*Work order*: Your answer needs to include each line of the records in which the string "Chords" can be found.

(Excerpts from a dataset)
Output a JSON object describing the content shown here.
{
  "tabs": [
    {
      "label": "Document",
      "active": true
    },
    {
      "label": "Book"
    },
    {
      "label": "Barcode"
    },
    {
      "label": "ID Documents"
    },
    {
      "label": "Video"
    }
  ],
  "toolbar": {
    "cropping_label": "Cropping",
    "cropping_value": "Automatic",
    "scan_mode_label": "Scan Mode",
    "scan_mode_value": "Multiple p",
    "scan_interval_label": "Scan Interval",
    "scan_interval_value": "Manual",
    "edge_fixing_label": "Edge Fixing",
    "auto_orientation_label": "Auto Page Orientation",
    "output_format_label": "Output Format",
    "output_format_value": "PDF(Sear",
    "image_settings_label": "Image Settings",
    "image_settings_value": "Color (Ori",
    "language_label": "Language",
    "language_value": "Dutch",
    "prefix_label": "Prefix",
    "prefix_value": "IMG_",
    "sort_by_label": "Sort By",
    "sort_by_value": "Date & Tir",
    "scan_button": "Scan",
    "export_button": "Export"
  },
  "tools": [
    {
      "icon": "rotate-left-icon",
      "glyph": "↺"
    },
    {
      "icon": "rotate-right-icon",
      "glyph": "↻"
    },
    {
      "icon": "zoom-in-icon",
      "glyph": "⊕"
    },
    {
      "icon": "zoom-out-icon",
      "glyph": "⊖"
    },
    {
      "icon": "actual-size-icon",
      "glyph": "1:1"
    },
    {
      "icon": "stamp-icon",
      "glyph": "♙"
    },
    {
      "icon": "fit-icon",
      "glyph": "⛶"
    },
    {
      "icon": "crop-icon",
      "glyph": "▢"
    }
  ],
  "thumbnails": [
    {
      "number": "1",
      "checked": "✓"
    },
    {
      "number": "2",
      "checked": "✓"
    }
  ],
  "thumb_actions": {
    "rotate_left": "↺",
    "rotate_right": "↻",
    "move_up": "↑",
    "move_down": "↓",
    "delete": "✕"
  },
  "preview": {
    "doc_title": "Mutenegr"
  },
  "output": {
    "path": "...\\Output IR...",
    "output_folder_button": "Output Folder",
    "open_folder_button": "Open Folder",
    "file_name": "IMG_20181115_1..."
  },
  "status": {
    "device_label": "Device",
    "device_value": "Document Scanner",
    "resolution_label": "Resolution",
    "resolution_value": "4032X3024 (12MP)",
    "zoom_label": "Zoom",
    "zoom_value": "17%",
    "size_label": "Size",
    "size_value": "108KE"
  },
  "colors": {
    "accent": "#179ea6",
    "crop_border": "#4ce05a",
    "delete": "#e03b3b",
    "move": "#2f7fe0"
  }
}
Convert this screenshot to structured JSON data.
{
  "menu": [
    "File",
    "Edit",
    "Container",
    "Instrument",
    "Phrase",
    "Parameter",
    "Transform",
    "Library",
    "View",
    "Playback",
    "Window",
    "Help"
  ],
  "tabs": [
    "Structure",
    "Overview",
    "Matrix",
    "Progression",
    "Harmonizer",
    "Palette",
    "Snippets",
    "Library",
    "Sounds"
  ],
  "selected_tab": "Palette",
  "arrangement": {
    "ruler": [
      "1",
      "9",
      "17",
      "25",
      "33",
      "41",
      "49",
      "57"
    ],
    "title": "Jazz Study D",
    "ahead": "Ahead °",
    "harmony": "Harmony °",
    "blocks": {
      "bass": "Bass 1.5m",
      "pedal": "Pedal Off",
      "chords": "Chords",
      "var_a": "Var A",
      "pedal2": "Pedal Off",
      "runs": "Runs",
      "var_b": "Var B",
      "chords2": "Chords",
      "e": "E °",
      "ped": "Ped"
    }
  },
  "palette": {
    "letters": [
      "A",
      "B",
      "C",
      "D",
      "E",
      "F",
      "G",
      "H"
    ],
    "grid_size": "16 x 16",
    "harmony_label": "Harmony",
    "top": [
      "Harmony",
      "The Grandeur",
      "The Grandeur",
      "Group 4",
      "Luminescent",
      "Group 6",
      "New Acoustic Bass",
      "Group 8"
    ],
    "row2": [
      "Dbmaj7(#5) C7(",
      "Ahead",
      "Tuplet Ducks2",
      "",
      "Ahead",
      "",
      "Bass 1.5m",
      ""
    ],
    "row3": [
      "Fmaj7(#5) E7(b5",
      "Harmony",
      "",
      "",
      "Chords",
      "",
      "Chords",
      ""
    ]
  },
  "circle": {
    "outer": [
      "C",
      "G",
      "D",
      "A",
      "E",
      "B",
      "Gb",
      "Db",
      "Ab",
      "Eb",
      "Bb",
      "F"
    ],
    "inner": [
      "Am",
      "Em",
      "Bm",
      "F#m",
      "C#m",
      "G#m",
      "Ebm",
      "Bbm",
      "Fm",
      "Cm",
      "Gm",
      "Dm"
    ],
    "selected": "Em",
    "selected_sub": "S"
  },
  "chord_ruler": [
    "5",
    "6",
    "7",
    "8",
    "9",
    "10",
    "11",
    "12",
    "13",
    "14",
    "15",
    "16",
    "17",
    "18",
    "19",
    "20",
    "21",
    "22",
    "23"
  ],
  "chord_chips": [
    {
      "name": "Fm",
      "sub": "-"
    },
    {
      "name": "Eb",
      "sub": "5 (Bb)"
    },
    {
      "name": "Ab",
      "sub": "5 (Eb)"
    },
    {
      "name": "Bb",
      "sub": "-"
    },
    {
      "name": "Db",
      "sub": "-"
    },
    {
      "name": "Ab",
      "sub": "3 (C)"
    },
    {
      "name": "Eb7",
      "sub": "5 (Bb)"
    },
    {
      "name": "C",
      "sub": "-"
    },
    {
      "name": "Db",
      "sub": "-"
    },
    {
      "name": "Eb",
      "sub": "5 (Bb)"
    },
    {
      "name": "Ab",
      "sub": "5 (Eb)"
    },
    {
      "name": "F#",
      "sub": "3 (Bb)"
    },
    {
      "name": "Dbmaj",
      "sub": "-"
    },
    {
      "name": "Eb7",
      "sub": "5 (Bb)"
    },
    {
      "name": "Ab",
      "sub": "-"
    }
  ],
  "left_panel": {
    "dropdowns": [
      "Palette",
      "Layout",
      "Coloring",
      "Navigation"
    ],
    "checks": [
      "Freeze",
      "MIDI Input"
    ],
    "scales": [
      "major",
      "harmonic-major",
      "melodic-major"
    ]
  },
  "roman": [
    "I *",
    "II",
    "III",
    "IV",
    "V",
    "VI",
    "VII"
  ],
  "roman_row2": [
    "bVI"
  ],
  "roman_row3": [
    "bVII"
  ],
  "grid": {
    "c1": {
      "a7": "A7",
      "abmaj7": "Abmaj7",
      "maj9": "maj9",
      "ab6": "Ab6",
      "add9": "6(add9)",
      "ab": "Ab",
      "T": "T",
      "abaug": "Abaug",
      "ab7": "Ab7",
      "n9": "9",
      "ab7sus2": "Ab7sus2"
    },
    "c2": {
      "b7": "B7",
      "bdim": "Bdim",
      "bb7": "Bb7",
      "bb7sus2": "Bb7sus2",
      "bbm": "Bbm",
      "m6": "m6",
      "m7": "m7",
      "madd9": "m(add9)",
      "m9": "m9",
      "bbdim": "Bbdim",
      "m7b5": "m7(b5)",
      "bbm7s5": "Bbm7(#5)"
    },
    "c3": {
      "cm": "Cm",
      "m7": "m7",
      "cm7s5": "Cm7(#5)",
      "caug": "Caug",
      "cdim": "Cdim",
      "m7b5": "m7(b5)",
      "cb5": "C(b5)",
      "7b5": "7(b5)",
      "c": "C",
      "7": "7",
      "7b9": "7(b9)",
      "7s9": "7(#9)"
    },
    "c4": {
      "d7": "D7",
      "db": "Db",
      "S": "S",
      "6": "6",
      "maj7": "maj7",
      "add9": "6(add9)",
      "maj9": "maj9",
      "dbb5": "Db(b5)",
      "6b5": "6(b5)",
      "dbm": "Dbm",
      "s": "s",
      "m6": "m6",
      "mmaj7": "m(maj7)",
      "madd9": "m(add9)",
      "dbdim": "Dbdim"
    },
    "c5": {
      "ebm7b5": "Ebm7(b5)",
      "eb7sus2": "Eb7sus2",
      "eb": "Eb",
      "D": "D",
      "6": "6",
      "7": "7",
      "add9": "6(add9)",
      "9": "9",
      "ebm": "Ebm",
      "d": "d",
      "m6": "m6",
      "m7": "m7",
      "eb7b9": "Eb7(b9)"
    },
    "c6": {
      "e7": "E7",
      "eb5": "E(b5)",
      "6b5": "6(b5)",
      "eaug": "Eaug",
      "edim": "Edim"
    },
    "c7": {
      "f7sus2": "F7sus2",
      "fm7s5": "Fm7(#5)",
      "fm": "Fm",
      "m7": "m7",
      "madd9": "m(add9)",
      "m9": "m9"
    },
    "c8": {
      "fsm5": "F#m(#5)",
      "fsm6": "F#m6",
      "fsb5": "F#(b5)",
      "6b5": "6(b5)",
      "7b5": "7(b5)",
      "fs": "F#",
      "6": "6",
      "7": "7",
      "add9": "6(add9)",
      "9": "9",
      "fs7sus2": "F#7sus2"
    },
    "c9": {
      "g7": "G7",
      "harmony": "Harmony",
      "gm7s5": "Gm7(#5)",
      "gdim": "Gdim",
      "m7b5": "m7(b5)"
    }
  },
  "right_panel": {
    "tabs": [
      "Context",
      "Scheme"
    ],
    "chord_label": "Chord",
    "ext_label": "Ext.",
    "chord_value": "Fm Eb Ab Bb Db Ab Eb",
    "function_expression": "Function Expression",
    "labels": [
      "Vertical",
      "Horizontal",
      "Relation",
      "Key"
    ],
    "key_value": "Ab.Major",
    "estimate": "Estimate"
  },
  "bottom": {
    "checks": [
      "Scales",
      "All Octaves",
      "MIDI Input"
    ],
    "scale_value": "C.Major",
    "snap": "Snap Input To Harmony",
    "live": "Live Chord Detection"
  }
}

*Response to the exercise*:
      "chords": "Chords",
      "chords2": "Chords",
      "Chords",
      "Chords",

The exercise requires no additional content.